Full Text

[AUTHOR:1]

In continuation of my editorial from previous issue, on plagiarism, I will briefly explain the remaining types of plagiarism. In my last editorial I had touched upon the problems which may arise with plagiarism and how it affects the scientific integrity of the researcher and explained the different types of plagiarism; namely complete plagiarism, verbatim/copy-and-paste/direct plagiarism, inaccurate authorship/misleading attribution, replicate publications, reuse/duplication/self-plagiarism.

Secondary sources/Inaccurate citation: This is a type of plagiarism where in authors cite primary source and do not cite the secondary source from where they got the reference for primary source. For example, some gets a reference for Miller's classification of gingival recession (primary source) from a review article published in 2020 and uses this reference of 1985 and does not cite that review article of 2020 (secondary source) from where the authors got the Miller's classification reference. This gives readers a false sense of extensive research done by authors. In this case, it shows as if authors have read the original article of 1985 but the reality is not so. This also fails to recognize the authors of the review article and their work/publication and notwithstanding that their work was used but was not cited.[1]

Invalid sources/Misleading citation: Referencing an incorrect source leads to this type of plagiarism. This may occur due to authors carelessness or not giving due importance to referencing. The idea behind this type of mistake may not be to mislead.[1]

Paraphrasing/Intellectual theft: Changing the words from original source of someone else's writing and crafting it in a way that idea or research is novel although it is taken from an uncited document. It may be rewriting the matter maintaining the original concept or mere change of words.[1]

Repetitive research/Self-plagiarism:

When an author uses the material (text or data or both) from a comparable study with a comparable methodology in a fresh study without proper acknowledgement.
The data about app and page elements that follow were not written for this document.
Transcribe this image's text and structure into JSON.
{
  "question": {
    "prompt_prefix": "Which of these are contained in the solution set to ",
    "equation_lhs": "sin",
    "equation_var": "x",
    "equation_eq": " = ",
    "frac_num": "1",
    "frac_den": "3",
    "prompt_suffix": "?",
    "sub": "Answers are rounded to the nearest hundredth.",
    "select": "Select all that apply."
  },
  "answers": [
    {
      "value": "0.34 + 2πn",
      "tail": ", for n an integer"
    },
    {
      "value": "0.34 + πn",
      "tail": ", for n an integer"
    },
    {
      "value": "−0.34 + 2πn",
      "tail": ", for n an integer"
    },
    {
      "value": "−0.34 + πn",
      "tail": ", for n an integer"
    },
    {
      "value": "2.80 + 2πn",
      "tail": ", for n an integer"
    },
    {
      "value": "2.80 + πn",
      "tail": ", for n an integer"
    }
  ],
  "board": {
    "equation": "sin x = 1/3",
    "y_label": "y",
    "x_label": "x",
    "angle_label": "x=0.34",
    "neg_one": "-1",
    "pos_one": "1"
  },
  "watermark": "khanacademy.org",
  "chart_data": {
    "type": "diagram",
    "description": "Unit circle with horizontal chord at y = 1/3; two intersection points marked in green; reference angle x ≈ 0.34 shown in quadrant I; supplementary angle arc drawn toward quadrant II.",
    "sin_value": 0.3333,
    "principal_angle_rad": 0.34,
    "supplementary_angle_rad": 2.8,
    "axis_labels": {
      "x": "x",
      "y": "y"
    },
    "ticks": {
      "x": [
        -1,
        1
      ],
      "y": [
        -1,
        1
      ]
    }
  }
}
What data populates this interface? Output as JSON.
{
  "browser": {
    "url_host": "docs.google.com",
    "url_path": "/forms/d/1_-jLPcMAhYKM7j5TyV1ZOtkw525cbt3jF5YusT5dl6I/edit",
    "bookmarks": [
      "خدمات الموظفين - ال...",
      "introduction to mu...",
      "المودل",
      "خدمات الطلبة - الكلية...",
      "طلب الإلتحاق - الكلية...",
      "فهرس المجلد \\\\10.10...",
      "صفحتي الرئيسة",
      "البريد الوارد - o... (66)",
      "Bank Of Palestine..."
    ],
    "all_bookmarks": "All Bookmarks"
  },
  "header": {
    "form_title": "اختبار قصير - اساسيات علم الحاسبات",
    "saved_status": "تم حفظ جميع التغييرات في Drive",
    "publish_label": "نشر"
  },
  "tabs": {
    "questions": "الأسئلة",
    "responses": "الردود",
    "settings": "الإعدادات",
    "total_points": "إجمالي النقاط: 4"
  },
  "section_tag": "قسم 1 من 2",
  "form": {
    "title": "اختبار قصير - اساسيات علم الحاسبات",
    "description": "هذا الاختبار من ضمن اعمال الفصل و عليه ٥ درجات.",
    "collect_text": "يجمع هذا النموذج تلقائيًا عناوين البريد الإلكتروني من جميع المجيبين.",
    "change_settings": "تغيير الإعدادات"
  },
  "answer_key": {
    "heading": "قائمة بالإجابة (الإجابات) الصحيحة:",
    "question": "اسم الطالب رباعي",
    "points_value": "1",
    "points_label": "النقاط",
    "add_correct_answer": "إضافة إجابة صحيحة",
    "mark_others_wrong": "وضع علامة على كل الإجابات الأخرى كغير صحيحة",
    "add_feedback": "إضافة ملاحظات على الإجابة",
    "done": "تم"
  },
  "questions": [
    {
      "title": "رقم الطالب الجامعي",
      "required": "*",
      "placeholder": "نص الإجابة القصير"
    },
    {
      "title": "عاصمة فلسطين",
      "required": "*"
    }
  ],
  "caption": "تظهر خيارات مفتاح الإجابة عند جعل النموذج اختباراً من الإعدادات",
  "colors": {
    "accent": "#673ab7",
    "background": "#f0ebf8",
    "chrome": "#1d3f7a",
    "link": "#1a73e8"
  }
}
This often happens when authors tend to duplicate studies on interconnected topics with parallel results without citing the earlier research.[1]

I was amazed to hear from Dr. Mark Bartold in one of his recent webinars conducted for The Indian Society of Periodontology, where I had the honor of sharing webinar platform with him as speaker, that the journals blacklist people who regularly submit plagiarized manuscripts. Although we at JISP have not applied this idea, but I feel this is a good idea to emulate, considering that there is a high volume of manuscripts which get rejected because of plagiarism.

References

1Eassom H. 10 Types of Plagiarism in Research; 2016. Available from: https://www.wiley.com/network/researchers/submission-and-navigating-peer-review/10-types-of-plagiarism-in-research. [Last accessed on 2021 Jan 09].